• Requirement
Return every line from the records below in which the word "dropdown" is found.

--------------------

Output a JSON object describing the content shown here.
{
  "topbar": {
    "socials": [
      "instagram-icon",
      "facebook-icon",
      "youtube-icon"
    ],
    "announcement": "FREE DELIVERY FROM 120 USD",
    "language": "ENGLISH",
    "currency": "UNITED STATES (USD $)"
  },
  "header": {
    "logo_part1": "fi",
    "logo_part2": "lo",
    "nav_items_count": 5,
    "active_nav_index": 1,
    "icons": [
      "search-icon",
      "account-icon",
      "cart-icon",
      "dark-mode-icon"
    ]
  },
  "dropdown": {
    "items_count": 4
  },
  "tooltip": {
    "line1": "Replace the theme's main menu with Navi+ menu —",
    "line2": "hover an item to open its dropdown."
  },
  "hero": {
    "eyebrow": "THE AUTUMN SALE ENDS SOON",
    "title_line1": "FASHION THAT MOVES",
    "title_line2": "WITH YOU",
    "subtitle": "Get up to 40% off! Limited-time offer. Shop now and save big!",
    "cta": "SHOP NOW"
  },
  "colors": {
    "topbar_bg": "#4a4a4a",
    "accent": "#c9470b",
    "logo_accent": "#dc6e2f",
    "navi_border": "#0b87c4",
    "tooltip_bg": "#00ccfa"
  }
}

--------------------

• Completed task
  "dropdown": {
    "line2": "hover an item to open its dropdown."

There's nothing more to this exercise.